All things come to an end, some are good, some not. For me this build has been such a mixed bag of things, I'll just say that I'm happy it's over.
Some years ago my dad related a story that happened around the dinner table, most likely 1943. His cousin was home on leave and announced that he'd be getting a motorcycle to get around while stationed in England. My dad's aunt exclaimed that motorcycles were far too dangerous to ride around, and that he'd surely get hurt or worse! There was an eruption of laughter from many at the table. Several of the folk asked her if she really knew what her son was doing in Europe. Turns out James Moran was a pilot. flying the modified P-38, photo recon version. Well, he got the motorcycle, and of course was hurt in an accident. He also had a good flying record, no injuries sustained by hostile encounters.

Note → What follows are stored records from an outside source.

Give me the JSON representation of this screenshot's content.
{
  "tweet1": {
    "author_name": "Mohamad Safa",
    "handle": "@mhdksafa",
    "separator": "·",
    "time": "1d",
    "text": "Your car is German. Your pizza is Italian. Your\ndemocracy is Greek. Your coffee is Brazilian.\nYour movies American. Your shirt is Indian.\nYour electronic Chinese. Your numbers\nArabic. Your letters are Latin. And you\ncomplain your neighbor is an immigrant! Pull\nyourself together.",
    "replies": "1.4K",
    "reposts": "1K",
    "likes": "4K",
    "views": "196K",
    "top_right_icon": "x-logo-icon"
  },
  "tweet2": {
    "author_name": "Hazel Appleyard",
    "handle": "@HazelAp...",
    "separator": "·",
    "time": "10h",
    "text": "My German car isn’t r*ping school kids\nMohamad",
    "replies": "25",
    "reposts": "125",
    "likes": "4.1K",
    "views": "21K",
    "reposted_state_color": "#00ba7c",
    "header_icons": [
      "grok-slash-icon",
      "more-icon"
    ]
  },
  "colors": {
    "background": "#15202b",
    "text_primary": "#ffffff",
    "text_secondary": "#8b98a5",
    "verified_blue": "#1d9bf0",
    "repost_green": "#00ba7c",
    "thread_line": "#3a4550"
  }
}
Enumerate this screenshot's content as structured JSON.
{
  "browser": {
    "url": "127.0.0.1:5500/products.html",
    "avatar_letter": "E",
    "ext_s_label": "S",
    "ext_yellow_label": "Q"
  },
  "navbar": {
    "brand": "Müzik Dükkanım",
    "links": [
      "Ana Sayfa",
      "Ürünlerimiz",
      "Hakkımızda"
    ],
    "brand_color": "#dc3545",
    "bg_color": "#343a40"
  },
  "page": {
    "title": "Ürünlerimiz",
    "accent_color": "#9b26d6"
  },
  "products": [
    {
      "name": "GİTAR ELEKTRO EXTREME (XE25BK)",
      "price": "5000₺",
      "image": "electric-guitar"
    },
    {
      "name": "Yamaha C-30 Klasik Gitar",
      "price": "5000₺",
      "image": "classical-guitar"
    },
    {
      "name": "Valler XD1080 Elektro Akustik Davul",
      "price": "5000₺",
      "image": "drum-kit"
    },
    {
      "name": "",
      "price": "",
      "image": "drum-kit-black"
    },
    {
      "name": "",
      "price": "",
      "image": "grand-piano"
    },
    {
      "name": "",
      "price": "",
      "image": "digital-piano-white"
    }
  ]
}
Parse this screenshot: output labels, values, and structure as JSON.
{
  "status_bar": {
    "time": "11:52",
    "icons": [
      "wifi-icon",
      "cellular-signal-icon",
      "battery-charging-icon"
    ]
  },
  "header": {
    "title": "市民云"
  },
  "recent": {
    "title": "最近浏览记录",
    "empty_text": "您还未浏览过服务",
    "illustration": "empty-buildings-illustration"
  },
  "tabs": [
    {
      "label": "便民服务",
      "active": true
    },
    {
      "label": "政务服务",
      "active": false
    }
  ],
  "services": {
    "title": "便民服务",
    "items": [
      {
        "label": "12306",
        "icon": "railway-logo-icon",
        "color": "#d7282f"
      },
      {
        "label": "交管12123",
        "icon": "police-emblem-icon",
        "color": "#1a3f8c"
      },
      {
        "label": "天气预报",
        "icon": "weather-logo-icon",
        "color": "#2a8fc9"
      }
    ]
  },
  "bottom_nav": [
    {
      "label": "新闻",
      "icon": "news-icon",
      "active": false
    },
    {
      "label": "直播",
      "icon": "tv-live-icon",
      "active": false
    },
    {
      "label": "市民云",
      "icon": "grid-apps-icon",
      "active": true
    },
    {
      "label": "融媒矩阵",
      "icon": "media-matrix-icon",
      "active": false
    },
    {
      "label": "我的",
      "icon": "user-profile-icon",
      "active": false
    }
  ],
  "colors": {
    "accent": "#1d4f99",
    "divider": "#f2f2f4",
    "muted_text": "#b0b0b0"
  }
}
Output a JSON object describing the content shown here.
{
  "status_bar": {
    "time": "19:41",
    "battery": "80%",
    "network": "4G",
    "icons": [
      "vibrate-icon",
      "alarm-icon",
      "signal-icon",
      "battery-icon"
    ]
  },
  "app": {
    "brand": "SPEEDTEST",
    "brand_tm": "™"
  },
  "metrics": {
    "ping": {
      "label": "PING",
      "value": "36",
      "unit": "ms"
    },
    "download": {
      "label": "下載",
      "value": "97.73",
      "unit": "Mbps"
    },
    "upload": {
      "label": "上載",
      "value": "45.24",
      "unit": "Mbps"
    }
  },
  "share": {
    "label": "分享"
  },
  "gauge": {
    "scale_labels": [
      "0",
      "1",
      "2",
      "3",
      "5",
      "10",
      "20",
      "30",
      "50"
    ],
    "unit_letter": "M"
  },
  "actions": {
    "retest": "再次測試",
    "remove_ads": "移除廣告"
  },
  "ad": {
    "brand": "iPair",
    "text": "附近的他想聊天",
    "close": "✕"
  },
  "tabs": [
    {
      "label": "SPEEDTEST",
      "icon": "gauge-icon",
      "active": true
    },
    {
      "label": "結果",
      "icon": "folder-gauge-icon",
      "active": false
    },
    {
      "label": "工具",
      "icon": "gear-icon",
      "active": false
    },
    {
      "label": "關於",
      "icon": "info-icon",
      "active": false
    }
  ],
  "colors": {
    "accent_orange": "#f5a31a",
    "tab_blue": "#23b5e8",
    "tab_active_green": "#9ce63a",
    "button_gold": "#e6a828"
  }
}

This story was the motivation behind the build. The intent is to put this model onto a stand and present it to my dad. Unfortunately, my research is still underway. At best I've got a name, and a start time of when Jim was in the service. So, getting a unit or identifying a particular aircraft at this time has proven elusive. Work still continues on this.
What I do have is a generic version of a photo recon P-38. It's not done as a F-5E, or even a F-4, but kind of a mix. This was done mostly out of ease of build. I knew up front that this was going to be a bit more than an average build for me, and it was. I botched the canopy, however, this was not intended to be an up close model, but more of a one meter bird (maybe more!). Foremost, that I wanted to get was good alignment, approaching it from a different angle from my past P-38 builds, and more of a procedure on how to build a better P-38, a plane that I find pleasing. Of which in my opinion I have done, granted the jury is still out, and we'll see on my next one. In my defense, had the clear parts actually fit I doubt that I'd of botched the canopy.
That said, I was able to finish the paint job, and it turned out ok. Though the build in my opinion had gone such that I was worn out, and I'll admit a bit mad at Academy. I'd purchased a nice set of decals and opted not to use them on this one. Using the kit decals proved to me yet again that it just wouldn't end. I'd have to agree with some fellow modelers that there seems to be a curse for some of us and Academy kits. It seems so with me. The decals behaved very much like Techmod decals. Well printed, but not wanting to conform, and in some cases not even adhere. Several silvered, and I tried all the solvents in my arsenal: The micro Sol system, Solveset, and Mr Softener. The later worked but then took the paint off below the decal! After much complaining and use of fingernails, and lots of acceptance, the decals were on. A coat of clear, some minor weathering and the main airframe was complete. Needless to say, the underside counterweight broke off a total of 5 times. The last being while posing the plane for the gallery pictures. It's on the workbench now, and may become a memento or trash, I'm still thinking that one over!
Since this was to be a hanging or stand model it meant that it'd be in flight. I'd read an interesting article in the December 2015 Fine Scale Modeler magazine written by Rogerio Marczak on spinning propellers. I decided to give it a try. While there is room for improvement on my delivery, I rather like it. It's simple and inexpensive.
Another shot of the props, and the botched canopy.
Overall, it looks the part. It's certainly a different type of bird than I've been building. While for me the fun factor left shortly after the box was opened, I am glad I did it. I learned a great deal on this project, and am inclined to do another soon. While not my best effort, I'm pretty sure that dad will enjoy this. I'll also leave the door open to change it out as more information becomes known.
Thanks for looking,
Finally, I'd like to add a big thanks to all that made this group build a reality! There are some really nice builds in the gallery, and it's nice to be a part of it. Thanks to all of you! You help to make me a far better modeler than I'd be on my own, and despite this build, it was fun!!